# [Task prompt]
Would you repeat the entries below word for word and omit the pictures?

[Opening Input section]

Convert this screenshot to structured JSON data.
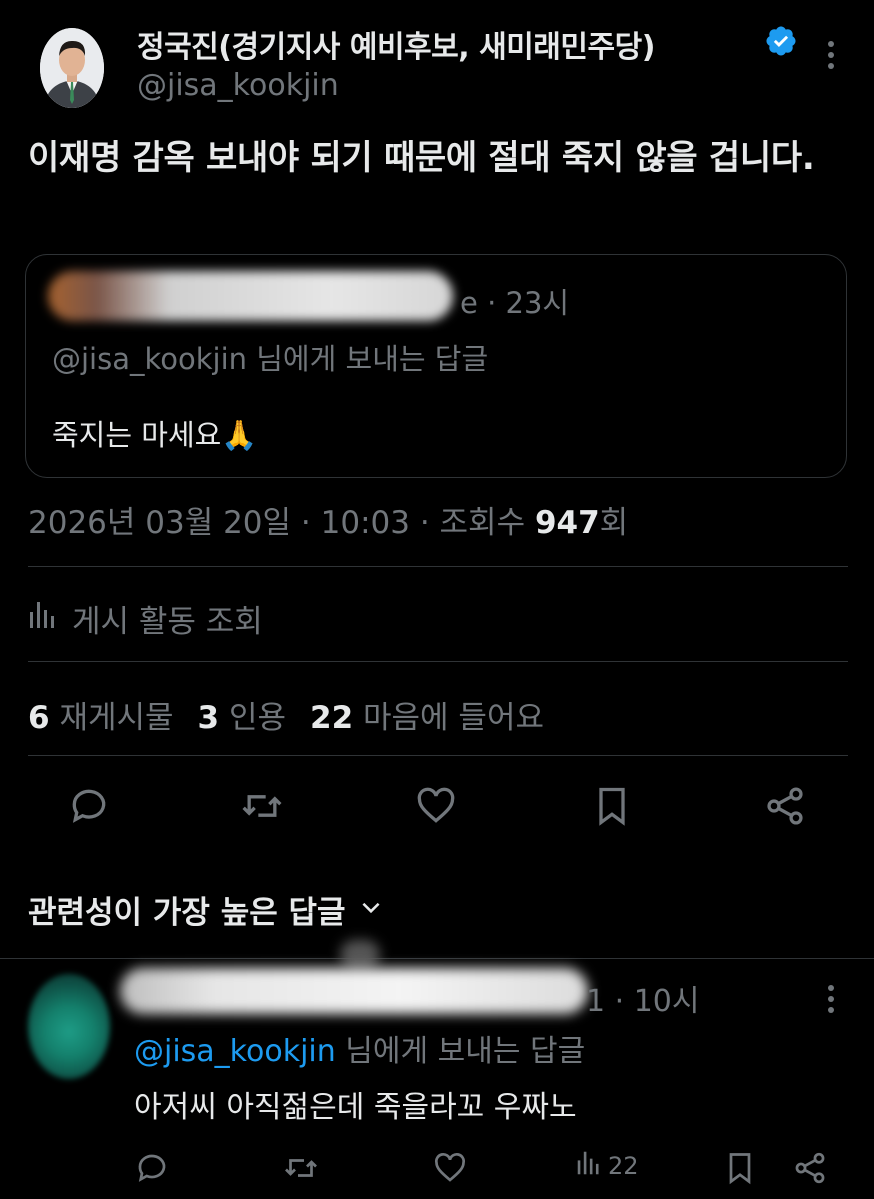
{
  "author": {
    "name": "정국진(경기지사 예비후보, 새미래민주당)",
    "handle": "@jisa_kookjin",
    "verified_color": "#1d9bf0"
  },
  "tweet": {
    "text": "이재명 감옥 보내야 되기 때문에 절대 죽지 않을 겁니다."
  },
  "quote": {
    "name_suffix": "e",
    "time": "· 23시",
    "reply_handle": "@jisa_kookjin",
    "reply_suffix": " 님에게 보내는 답글",
    "text": "죽지는 마세요🙏"
  },
  "meta": {
    "date": "2026년 03월 20일",
    "time": "10:03",
    "views_label": "조회수",
    "views_count": "947",
    "views_unit": "회"
  },
  "activity": {
    "label": "게시 활동 조회",
    "icon": "bar-chart-icon"
  },
  "stats": {
    "retweets_count": "6",
    "retweets_label": "재게시물",
    "quotes_count": "3",
    "quotes_label": "인용",
    "likes_count": "22",
    "likes_label": "마음에 들어요"
  },
  "sort": {
    "label": "관련성이 가장 높은 답글",
    "icon": "chevron-down-icon"
  },
  "reply": {
    "name_suffix": "1",
    "time": "· 10시",
    "reply_handle": "@jisa_kookjin",
    "reply_suffix": " 님에게 보내는 답글",
    "text": "아저씨 아직젊은데 죽을라꼬 우짜노",
    "views": "22"
  },
  "colors": {
    "background": "#000000",
    "text": "#e7e9ea",
    "secondary": "#71767b",
    "accent": "#1d9bf0",
    "border": "#2f3336"
  }
}
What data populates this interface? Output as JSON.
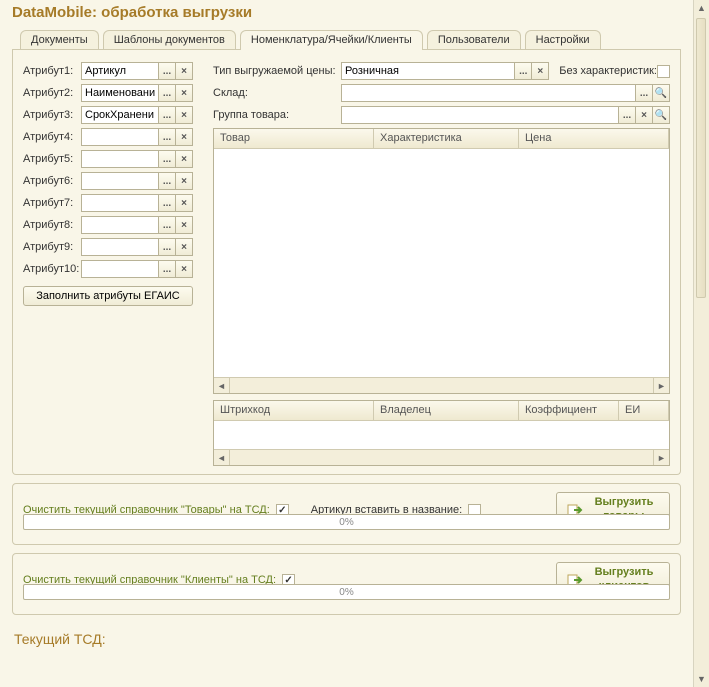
{
  "title": "DataMobile: обработка выгрузки",
  "tabs": [
    "Документы",
    "Шаблоны документов",
    "Номенклатура/Ячейки/Клиенты",
    "Пользователи",
    "Настройки"
  ],
  "active_tab": 2,
  "attributes": {
    "labels": [
      "Атрибут1:",
      "Атрибут2:",
      "Атрибут3:",
      "Атрибут4:",
      "Атрибут5:",
      "Атрибут6:",
      "Атрибут7:",
      "Атрибут8:",
      "Атрибут9:",
      "Атрибут10:"
    ],
    "values": [
      "Артикул",
      "Наименовани",
      "СрокХранени",
      "",
      "",
      "",
      "",
      "",
      "",
      ""
    ],
    "fill_btn": "Заполнить атрибуты ЕГАИС"
  },
  "top_fields": {
    "price_type_label": "Тип выгружаемой цены:",
    "price_type_value": "Розничная",
    "no_char_label": "Без характеристик:",
    "no_char_checked": false,
    "warehouse_label": "Склад:",
    "warehouse_value": "",
    "group_label": "Группа товара:",
    "group_value": ""
  },
  "grid1": {
    "cols": [
      "Товар",
      "Характеристика",
      "Цена"
    ]
  },
  "grid2": {
    "cols": [
      "Штрихкод",
      "Владелец",
      "Коэффициент",
      "ЕИ"
    ]
  },
  "export_goods": {
    "clear_label": "Очистить текущий справочник  \"Товары\" на ТСД:",
    "clear_checked": true,
    "insert_label": "Артикул вставить в название:",
    "insert_checked": false,
    "progress": "0%",
    "btn": "Выгрузить товары"
  },
  "export_clients": {
    "clear_label": "Очистить текущий справочник  \"Клиенты\" на ТСД:",
    "clear_checked": true,
    "progress": "0%",
    "btn": "Выгрузить клиентов"
  },
  "footer": "Текущий ТСД:"
}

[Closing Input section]

# [Written response]
Convert this screenshot to structured JSON data.
{
  "author": {
    "name": "정국진(경기지사 예비후보, 새미래민주당)",
    "handle": "@jisa_kookjin",
    "verified_color": "#1d9bf0"
  },
  "tweet": {
    "text": "이재명 감옥 보내야 되기 때문에 절대 죽지 않을 겁니다."
  },
  "quote": {
    "name_suffix": "e",
    "time": "· 23시",
    "reply_handle": "@jisa_kookjin",
    "reply_suffix": " 님에게 보내는 답글",
    "text": "죽지는 마세요🙏"
  },
  "meta": {
    "date": "2026년 03월 20일",
    "time": "10:03",
    "views_label": "조회수",
    "views_count": "947",
    "views_unit": "회"
  },
  "activity": {
    "label": "게시 활동 조회",
    "icon": "bar-chart-icon"
  },
  "stats": {
    "retweets_count": "6",
    "retweets_label": "재게시물",
    "quotes_count": "3",
    "quotes_label": "인용",
    "likes_count": "22",
    "likes_label": "마음에 들어요"
  },
  "sort": {
    "label": "관련성이 가장 높은 답글",
    "icon": "chevron-down-icon"
  },
  "reply": {
    "name_suffix": "1",
    "time": "· 10시",
    "reply_handle": "@jisa_kookjin",
    "reply_suffix": " 님에게 보내는 답글",
    "text": "아저씨 아직젊은데 죽을라꼬 우짜노",
    "views": "22"
  },
  "colors": {
    "background": "#000000",
    "text": "#e7e9ea",
    "secondary": "#71767b",
    "accent": "#1d9bf0",
    "border": "#2f3336"
  }
}
What data populates this interface? Output as JSON.
{
  "title": "DataMobile: обработка выгрузки",
  "tabs": [
    "Документы",
    "Шаблоны документов",
    "Номенклатура/Ячейки/Клиенты",
    "Пользователи",
    "Настройки"
  ],
  "active_tab": 2,
  "attributes": {
    "labels": [
      "Атрибут1:",
      "Атрибут2:",
      "Атрибут3:",
      "Атрибут4:",
      "Атрибут5:",
      "Атрибут6:",
      "Атрибут7:",
      "Атрибут8:",
      "Атрибут9:",
      "Атрибут10:"
    ],
    "values": [
      "Артикул",
      "Наименовани",
      "СрокХранени",
      "",
      "",
      "",
      "",
      "",
      "",
      ""
    ],
    "fill_btn": "Заполнить атрибуты ЕГАИС"
  },
  "top_fields": {
    "price_type_label": "Тип выгружаемой цены:",
    "price_type_value": "Розничная",
    "no_char_label": "Без характеристик:",
    "no_char_checked": false,
    "warehouse_label": "Склад:",
    "warehouse_value": "",
    "group_label": "Группа товара:",
    "group_value": ""
  },
  "grid1": {
    "cols": [
      "Товар",
      "Характеристика",
      "Цена"
    ]
  },
  "grid2": {
    "cols": [
      "Штрихкод",
      "Владелец",
      "Коэффициент",
      "ЕИ"
    ]
  },
  "export_goods": {
    "clear_label": "Очистить текущий справочник  \"Товары\" на ТСД:",
    "clear_checked": true,
    "insert_label": "Артикул вставить в название:",
    "insert_checked": false,
    "progress": "0%",
    "btn": "Выгрузить товары"
  },
  "export_clients": {
    "clear_label": "Очистить текущий справочник  \"Клиенты\" на ТСД:",
    "clear_checked": true,
    "progress": "0%",
    "btn": "Выгрузить клиентов"
  },
  "footer": "Текущий ТСД:"
}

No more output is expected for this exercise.